Principal advantages of plywood over lumber are its more nearly equal strength properties in length and width, greater resistance to checking, greatly reduced shrinkage and swelling, and resistance to splitting.
The approach to equalization of strength of plywood in the various directions is obtained at the expense of strength in the parallel-to-grain direction; i.e., plywood is not so strong in the direction parallel to its face plies as lumber is parallel to the grain. But plywood is considerably stronger in the direction perpendicular to its face plies than wood is perpendicular to the grain. Furthermore, the shearing strength of plywood in a plane perpendicular to the plane of the plywood is very much greater than that of ordinary wood parallel to the grain. In a direction parallel to the plane of the plywood, however, the shearing strength of plywood is less than that of ordinary wood parallel to the grain, because in this direction rolling shear occurs in the plywood; i.e., the fibers in one ply tend to roll rather than to slide.

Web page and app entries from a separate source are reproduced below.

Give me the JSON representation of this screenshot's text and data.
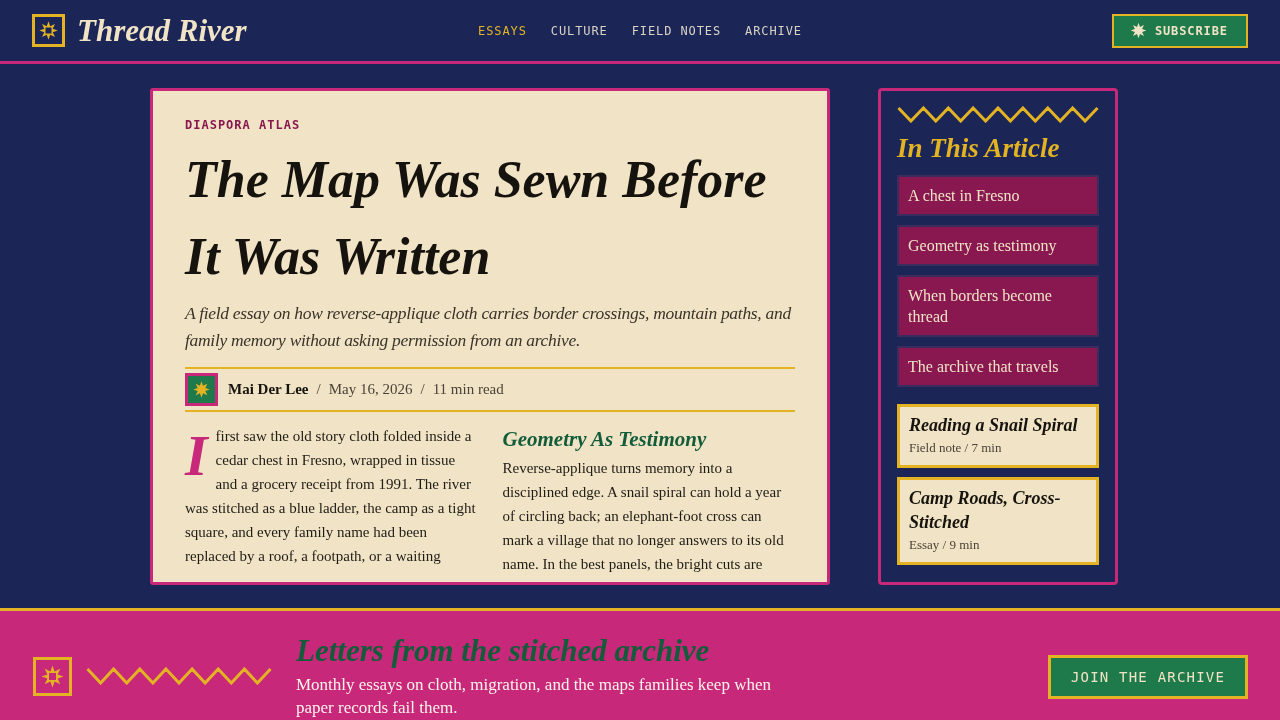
{
  "header": {
    "site_name": "Thread River",
    "nav": [
      {
        "label": "ESSAYS",
        "selected": true
      },
      {
        "label": "CULTURE",
        "selected": false
      },
      {
        "label": "FIELD NOTES",
        "selected": false
      },
      {
        "label": "ARCHIVE",
        "selected": false
      }
    ],
    "subscribe_button": "SUBSCRIBE"
  },
  "article": {
    "kicker": "DIASPORA ATLAS",
    "title": "The Map Was Sewn Before It Was Written",
    "subtitle": "A field essay on how reverse-applique cloth carries border crossings, mountain paths, and family memory without asking permission from an archive.",
    "byline": [
      {
        "kind": "author",
        "text": "Mai Der Lee"
      },
      {
        "kind": "separator",
        "text": "/"
      },
      {
        "kind": "date",
        "text": "May 16, 2026"
      },
      {
        "kind": "separator",
        "text": "/"
      },
      {
        "kind": "read_time",
        "text": "11 min read"
      }
    ],
    "columns": [
      {
        "paragraphs": [
          "I first saw the old story cloth folded inside a cedar chest in Fresno, wrapped in tissue and a grocery receipt from 1991. The river was stitched as a blue ladder, the camp as a tight square, and every family name had been replaced by a roof, a footpath, or a waiting"
        ]
      },
      {
        "heading": "Geometry As Testimony",
        "paragraphs": [
          "Reverse-applique turns memory into a disciplined edge. A snail spiral can hold a year of circling back; an elephant-foot cross can mark a village that no longer answers to its old name. In the best panels, the bright cuts are"
        ]
      }
    ]
  },
  "sidebar": {
    "title": "In This Article",
    "toc": [
      "A chest in Fresno",
      "Geometry as testimony",
      "When borders become thread",
      "The archive that travels"
    ],
    "cards": [
      {
        "title": "Reading a Snail Spiral",
        "meta": "Field note / 7 min"
      },
      {
        "title": "Camp Roads, Cross-Stitched",
        "meta": "Essay / 9 min"
      }
    ]
  },
  "newsletter": {
    "heading": "Letters from the stitched archive",
    "text": "Monthly essays on cloth, migration, and the maps families keep when paper records fail them.",
    "button": "JOIN THE ARCHIVE"
  }
}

Depending on whether plywood is to be used for general utility or for decorative purposes, the veneers employed may be cut by peeling from the log, by slicing, or today very rarely, by sawing. Sawing and slicing give the greatest freedom and versatility in the selection of grain. Peeling provides the greatest volume and the most rapid production, because logs are merely rotated against a flat knife and the veneer is peeled off in a long continuous sheet.
Plywood is classified as interior or exterior, depending on the type of adhesive employed. Interior-grade plywood must have a reasonable degree of moisture resistance but is not considered to be waterproof. Exterior-grade plywood must be completely waterproof and capable of withstanding immersion in water or prolonged exposure to outdoor conditions.
In addition to these classifications, plywood is further subclassified in a variety of ways depending on the quality of the surface ply. Top quality is clear on one or both faces, except for occasional patches. Lower qualities permit sound defects, such as knots and similar blemishes, which do not detract from the general utility of the plywood but detract from its finished appearance.
Wood chips, sawdust, and flakes are pressed with a binder (urea formaldehyde or phenol-formaldehyde) to form boards (sheathing, underlayment, core stock), having uniform strength and low shrinkage in the plane of the board.
Wood chips (exploded by high-pressure steam into wood fibers) and lignin are pressed to form boards of various densities. Additives may add weather resistance and other properties.